Problem details => How many of the lines below hold "Tecnológica"? Only the number, please.

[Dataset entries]
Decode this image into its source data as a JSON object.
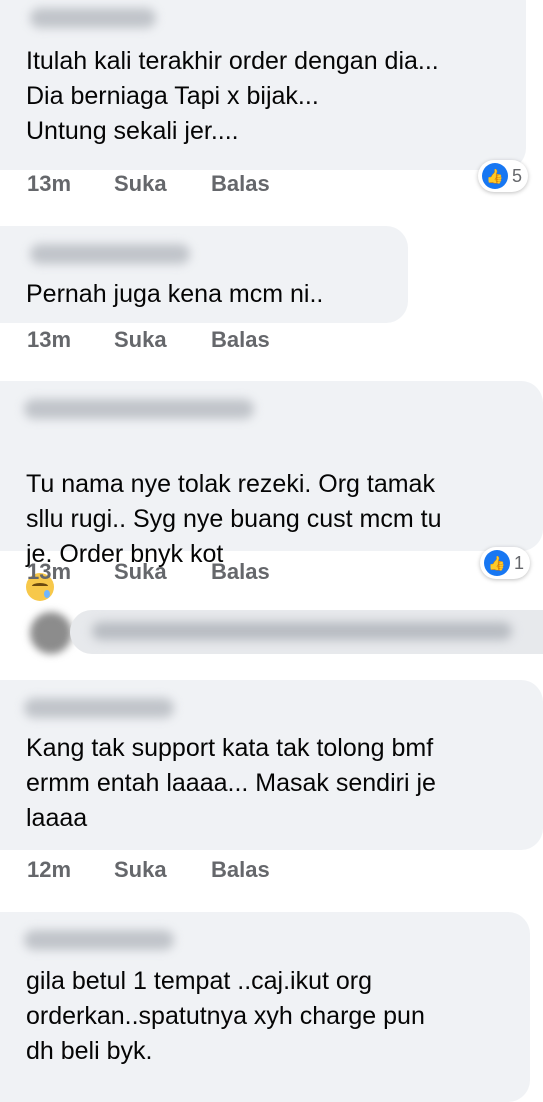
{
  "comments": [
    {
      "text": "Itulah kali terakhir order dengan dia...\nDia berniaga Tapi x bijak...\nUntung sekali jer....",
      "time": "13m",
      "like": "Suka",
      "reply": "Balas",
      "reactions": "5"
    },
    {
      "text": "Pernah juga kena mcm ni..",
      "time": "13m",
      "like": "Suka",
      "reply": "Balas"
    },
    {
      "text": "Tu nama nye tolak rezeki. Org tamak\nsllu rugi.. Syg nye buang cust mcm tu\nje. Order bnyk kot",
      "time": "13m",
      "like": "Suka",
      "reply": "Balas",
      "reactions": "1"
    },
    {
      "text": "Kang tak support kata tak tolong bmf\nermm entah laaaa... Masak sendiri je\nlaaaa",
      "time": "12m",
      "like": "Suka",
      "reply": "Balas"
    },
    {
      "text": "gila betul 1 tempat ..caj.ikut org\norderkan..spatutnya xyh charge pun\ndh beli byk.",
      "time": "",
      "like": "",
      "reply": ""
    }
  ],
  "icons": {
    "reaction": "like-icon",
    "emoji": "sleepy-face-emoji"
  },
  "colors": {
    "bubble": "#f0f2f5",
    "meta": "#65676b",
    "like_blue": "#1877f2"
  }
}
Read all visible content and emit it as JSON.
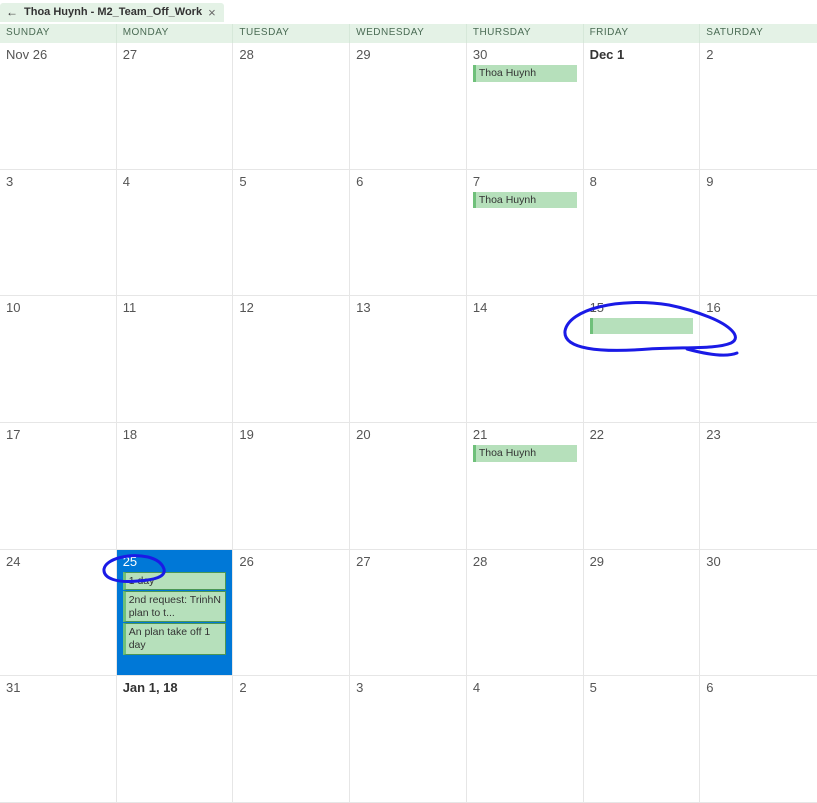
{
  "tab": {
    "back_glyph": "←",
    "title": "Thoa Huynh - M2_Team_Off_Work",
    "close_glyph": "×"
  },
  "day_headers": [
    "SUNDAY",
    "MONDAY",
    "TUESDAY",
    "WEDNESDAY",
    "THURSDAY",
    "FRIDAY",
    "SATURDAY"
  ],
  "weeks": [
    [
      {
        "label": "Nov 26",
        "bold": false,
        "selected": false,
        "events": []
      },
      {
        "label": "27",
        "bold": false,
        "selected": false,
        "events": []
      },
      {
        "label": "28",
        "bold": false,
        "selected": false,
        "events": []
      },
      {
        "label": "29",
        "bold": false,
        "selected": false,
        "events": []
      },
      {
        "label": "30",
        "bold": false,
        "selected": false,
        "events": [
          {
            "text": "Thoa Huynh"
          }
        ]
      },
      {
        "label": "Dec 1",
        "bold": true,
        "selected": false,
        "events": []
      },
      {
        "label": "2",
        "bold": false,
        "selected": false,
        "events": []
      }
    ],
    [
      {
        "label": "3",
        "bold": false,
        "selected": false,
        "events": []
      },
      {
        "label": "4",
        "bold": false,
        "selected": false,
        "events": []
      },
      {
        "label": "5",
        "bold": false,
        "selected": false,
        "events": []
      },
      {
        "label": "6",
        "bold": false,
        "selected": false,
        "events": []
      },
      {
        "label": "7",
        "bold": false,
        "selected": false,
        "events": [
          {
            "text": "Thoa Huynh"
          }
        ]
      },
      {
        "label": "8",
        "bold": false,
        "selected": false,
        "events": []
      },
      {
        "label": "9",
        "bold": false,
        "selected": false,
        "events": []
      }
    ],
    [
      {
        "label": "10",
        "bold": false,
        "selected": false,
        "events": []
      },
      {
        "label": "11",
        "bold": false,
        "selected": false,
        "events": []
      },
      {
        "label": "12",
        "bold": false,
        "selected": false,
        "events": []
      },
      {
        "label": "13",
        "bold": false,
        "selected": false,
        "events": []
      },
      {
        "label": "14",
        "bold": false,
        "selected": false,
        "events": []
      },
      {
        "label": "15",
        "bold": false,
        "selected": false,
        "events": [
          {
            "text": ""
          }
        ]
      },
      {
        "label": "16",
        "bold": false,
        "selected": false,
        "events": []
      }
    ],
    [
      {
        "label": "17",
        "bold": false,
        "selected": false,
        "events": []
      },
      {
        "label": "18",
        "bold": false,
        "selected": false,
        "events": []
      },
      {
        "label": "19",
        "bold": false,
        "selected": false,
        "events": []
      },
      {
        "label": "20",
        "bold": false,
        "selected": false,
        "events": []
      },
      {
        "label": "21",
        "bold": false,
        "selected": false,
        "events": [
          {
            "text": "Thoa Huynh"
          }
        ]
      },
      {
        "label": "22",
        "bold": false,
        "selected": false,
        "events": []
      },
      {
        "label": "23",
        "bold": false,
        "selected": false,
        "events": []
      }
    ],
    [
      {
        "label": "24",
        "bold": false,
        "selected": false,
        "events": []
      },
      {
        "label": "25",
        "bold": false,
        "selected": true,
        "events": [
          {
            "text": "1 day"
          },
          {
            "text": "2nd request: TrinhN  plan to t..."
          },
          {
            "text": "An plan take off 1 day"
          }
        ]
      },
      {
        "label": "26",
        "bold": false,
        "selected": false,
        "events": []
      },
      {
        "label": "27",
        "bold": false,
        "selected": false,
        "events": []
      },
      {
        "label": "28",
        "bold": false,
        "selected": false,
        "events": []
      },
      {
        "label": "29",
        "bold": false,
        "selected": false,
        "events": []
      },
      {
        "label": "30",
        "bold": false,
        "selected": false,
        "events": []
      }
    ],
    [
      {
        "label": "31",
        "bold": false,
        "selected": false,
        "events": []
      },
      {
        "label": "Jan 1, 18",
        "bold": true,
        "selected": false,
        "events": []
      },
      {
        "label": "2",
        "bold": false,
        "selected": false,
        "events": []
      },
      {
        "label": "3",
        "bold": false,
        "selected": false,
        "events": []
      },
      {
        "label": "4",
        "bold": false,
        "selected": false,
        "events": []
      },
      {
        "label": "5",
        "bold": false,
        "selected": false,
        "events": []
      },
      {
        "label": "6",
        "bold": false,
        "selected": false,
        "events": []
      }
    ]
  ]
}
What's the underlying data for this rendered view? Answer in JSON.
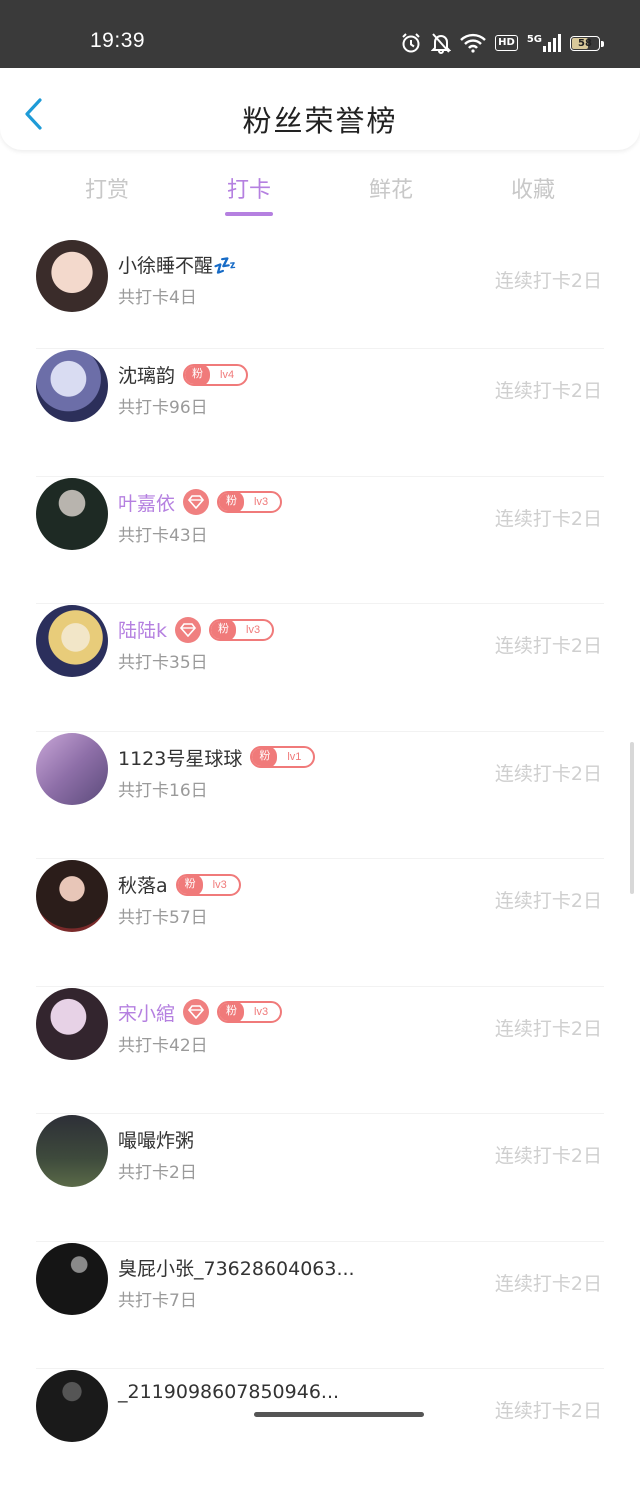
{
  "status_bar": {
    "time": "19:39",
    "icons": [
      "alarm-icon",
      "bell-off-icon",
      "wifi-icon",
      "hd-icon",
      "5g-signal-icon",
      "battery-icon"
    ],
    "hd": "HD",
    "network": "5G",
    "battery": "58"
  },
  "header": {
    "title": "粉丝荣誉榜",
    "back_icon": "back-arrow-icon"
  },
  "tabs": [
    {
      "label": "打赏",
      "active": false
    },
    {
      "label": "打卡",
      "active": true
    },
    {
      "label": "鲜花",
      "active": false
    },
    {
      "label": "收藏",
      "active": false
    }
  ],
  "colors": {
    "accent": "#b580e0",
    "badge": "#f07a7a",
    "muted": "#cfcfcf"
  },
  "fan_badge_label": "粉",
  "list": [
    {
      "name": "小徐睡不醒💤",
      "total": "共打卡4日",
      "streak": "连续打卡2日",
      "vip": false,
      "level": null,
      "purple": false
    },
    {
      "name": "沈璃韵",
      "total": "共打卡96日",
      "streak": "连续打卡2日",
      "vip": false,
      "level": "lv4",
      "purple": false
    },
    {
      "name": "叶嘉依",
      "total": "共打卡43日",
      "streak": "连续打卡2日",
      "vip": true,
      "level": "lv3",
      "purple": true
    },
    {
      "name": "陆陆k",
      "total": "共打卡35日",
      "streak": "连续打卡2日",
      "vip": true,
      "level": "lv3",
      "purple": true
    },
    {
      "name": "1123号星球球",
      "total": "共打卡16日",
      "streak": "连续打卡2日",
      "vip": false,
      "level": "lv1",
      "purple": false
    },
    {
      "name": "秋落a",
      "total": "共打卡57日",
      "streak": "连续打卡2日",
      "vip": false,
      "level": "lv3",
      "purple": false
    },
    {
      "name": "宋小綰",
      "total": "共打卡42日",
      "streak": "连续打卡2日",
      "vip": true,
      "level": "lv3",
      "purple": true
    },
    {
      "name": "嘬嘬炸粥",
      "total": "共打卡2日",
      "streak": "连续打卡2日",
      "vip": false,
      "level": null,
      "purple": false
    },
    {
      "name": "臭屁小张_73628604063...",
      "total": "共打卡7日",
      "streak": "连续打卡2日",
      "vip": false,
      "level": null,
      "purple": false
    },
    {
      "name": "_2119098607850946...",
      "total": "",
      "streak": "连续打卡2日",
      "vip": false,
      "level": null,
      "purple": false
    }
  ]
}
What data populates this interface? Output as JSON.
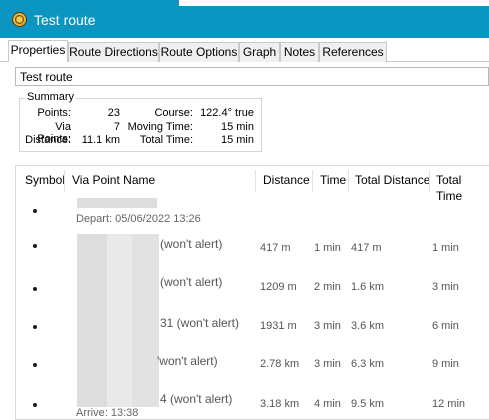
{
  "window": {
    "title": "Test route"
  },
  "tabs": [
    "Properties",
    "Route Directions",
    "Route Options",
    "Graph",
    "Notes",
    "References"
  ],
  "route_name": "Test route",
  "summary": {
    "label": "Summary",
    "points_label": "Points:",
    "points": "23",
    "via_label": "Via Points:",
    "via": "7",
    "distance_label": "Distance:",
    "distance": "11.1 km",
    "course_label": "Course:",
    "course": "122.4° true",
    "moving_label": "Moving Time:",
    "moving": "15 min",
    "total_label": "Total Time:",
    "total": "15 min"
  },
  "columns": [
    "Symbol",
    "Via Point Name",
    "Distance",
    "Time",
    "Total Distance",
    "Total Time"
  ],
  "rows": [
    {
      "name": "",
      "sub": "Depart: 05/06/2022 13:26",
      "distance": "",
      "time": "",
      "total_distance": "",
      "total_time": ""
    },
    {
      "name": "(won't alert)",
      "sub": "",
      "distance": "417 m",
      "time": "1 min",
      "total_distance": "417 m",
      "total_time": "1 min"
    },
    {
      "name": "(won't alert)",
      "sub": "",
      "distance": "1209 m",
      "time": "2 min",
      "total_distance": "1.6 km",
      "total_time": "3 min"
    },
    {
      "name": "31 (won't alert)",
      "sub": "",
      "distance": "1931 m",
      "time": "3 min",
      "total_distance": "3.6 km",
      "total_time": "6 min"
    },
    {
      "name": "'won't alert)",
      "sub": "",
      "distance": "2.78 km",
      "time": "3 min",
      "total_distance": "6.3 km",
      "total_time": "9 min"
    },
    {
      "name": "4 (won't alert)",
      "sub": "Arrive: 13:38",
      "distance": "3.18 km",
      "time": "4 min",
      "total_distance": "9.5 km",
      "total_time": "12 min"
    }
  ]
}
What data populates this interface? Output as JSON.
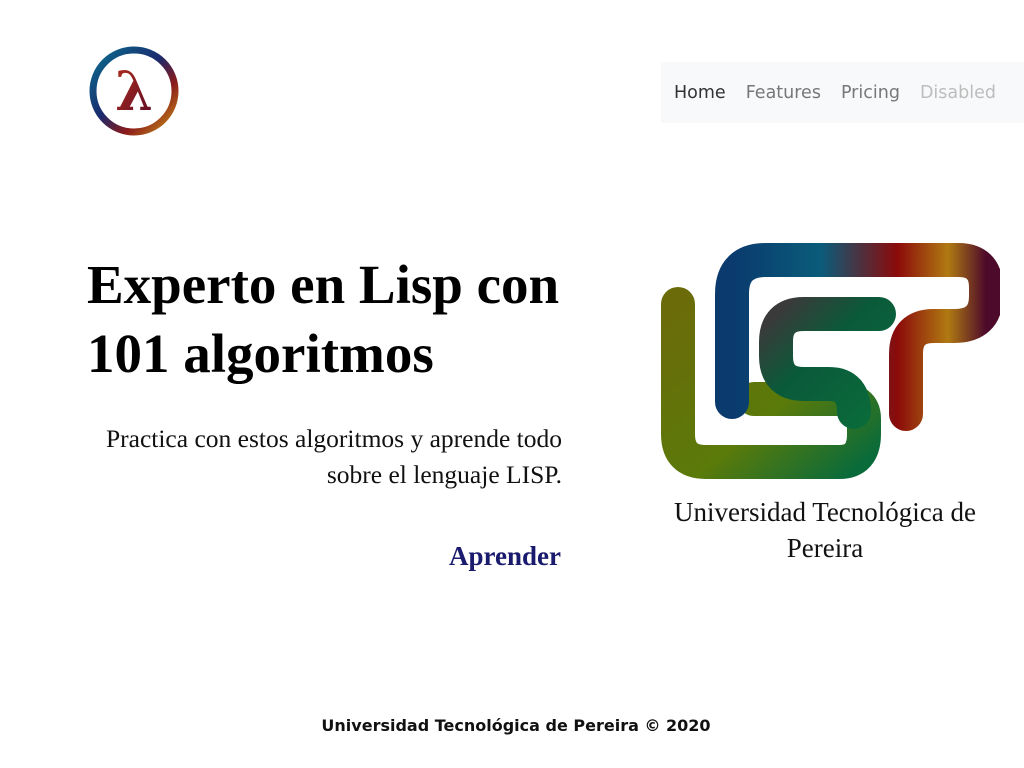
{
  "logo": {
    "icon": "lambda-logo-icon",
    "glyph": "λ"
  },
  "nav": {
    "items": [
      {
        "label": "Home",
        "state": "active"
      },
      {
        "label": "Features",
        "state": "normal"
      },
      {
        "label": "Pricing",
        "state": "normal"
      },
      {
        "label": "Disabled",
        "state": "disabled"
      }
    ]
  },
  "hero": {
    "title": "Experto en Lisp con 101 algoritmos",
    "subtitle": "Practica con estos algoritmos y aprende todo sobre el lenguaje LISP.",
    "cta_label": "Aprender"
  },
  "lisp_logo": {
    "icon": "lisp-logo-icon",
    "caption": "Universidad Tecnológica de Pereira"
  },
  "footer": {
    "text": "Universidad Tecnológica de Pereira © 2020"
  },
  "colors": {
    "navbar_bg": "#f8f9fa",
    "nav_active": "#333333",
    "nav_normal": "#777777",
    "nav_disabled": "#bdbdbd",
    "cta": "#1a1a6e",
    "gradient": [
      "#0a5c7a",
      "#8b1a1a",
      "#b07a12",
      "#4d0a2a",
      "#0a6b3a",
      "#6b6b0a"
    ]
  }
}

Result for this exercise => 2